Exercise description — List every line in this data where the string "that" occurs.

Material for this exercise —
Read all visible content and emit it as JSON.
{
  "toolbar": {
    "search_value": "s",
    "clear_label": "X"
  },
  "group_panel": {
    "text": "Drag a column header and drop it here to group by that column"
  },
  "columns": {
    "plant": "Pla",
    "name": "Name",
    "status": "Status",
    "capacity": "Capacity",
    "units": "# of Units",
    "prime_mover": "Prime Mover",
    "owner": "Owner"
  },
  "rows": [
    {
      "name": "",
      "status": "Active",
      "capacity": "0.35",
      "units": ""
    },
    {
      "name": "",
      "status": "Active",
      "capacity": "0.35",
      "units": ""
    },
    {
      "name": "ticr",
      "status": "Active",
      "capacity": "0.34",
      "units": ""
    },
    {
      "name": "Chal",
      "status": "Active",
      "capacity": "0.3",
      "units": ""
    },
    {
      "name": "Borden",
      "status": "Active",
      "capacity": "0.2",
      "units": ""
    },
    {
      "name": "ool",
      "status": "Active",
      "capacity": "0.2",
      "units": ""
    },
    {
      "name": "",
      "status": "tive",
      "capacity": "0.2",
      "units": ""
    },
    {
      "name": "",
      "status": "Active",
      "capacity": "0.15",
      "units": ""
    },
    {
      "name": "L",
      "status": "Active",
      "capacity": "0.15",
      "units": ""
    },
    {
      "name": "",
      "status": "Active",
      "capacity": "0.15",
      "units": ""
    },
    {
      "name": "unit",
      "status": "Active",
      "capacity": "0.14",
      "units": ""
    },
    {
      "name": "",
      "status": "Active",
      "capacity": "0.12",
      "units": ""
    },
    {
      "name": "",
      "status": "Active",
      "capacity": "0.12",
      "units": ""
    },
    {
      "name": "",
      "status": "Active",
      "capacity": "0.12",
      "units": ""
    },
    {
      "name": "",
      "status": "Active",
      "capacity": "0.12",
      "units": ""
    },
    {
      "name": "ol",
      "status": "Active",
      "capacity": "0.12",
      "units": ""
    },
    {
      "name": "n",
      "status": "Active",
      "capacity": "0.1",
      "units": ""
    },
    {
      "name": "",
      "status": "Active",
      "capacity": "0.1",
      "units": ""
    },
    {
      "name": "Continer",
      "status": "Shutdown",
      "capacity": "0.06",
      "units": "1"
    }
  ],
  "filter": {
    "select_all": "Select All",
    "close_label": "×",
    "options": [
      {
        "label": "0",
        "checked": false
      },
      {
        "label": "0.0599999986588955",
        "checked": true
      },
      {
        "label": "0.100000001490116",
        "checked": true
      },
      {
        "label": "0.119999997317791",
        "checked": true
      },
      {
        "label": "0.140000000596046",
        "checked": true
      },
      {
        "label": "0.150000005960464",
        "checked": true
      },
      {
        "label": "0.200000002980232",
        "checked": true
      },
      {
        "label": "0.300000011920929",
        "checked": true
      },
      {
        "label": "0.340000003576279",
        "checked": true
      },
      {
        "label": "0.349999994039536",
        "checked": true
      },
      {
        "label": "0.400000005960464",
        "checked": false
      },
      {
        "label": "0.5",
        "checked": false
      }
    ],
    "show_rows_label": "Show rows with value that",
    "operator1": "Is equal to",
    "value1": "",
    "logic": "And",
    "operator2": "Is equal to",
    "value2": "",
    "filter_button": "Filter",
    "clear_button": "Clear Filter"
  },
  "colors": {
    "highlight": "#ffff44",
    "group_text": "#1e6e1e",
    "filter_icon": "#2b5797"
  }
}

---

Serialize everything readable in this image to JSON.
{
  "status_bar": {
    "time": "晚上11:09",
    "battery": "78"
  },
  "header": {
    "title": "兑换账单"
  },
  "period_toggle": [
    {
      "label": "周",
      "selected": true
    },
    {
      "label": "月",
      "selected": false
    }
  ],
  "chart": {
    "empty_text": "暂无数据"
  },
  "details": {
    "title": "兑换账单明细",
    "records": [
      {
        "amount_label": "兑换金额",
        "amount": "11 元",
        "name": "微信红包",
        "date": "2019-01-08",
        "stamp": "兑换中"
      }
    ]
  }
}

Result of this task —
    "text": "Drag a column header and drop it here to group by that column"
    "show_rows_label": "Show rows with value that",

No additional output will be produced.